"The rapid development of civil aviation in the border areas has provided convenience for the air transportation of recruits and veterans," the PLA official said.
The WTC oversees the Xinjiang and the Tibet autonomous regions as well as the border with India, making it the largest geographical area under one command in the PLA.
The massive development of rail, road and airport infrastructure was expected to vastly improve the Chinese military's ability to move men, materials and weapons to the border areas at a faster pace.
President Xi Jinping recently visited Nyingchi, becoming the first Chinese leader to visit the border areas in Tibet.
A chartered flight carrying 115 veterans took off from the Shigatse Heping Airport in Tibet and headed for Chengdu, Sichuan Province, on September 1, marking the official opening of 23 air routes for transporting new recruits and veterans into and out of Xinjiang and Tibet, the Chinamil online report said.

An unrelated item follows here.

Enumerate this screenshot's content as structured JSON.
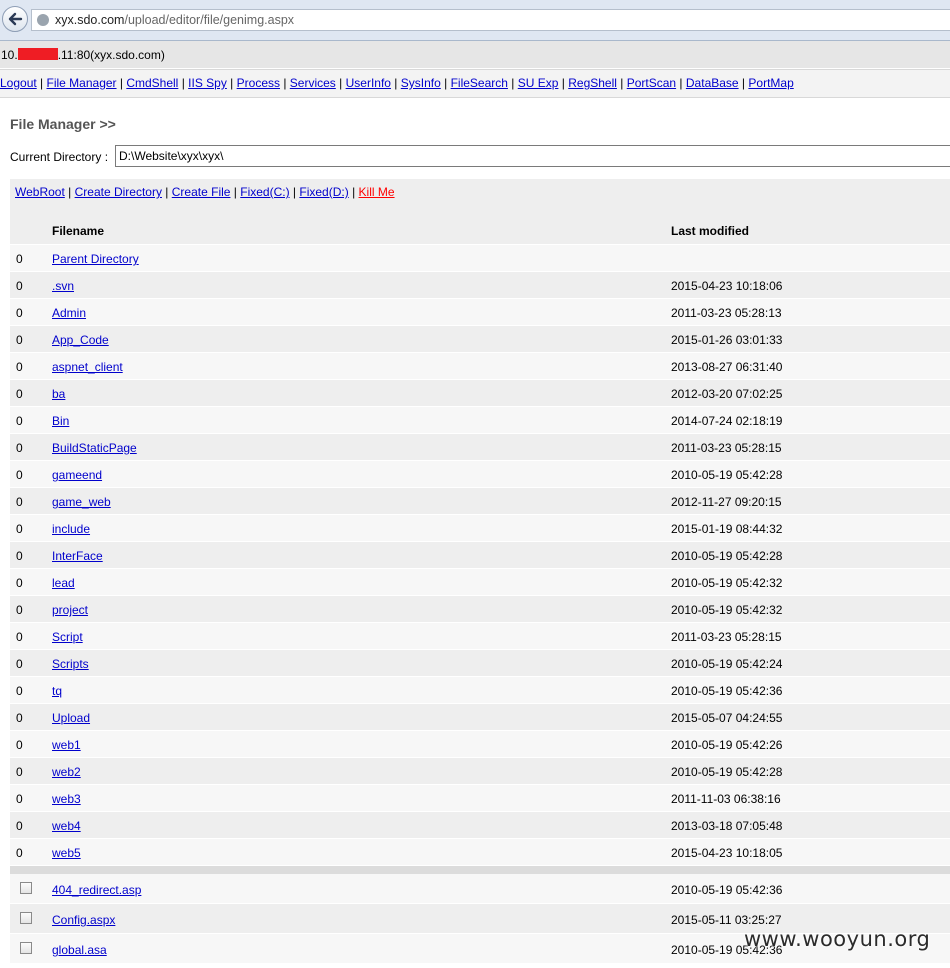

After coordinating with airports in Urumqi, Kashgar, Lhasa, Shigatse and other places, the dispatch centre has opened up 23 routes to transport military recruits and veterans into and out of Xinjiang and Tibet this year, and temporarily opened three routes from Yinchuan, Jiayuguan, and Zhangye to Ngari, it said.
This year, all the recruits and veterans entering and exiting the Ngari area of Tibet will be transported by air, it said.
In addition, some airlines help to reserve tickets of regular flights to Ngari in response to the troops' emergency needs, it said adding that some urgently needed military supplies could also be delivered free of charge or at preferential rates by the civil airliners.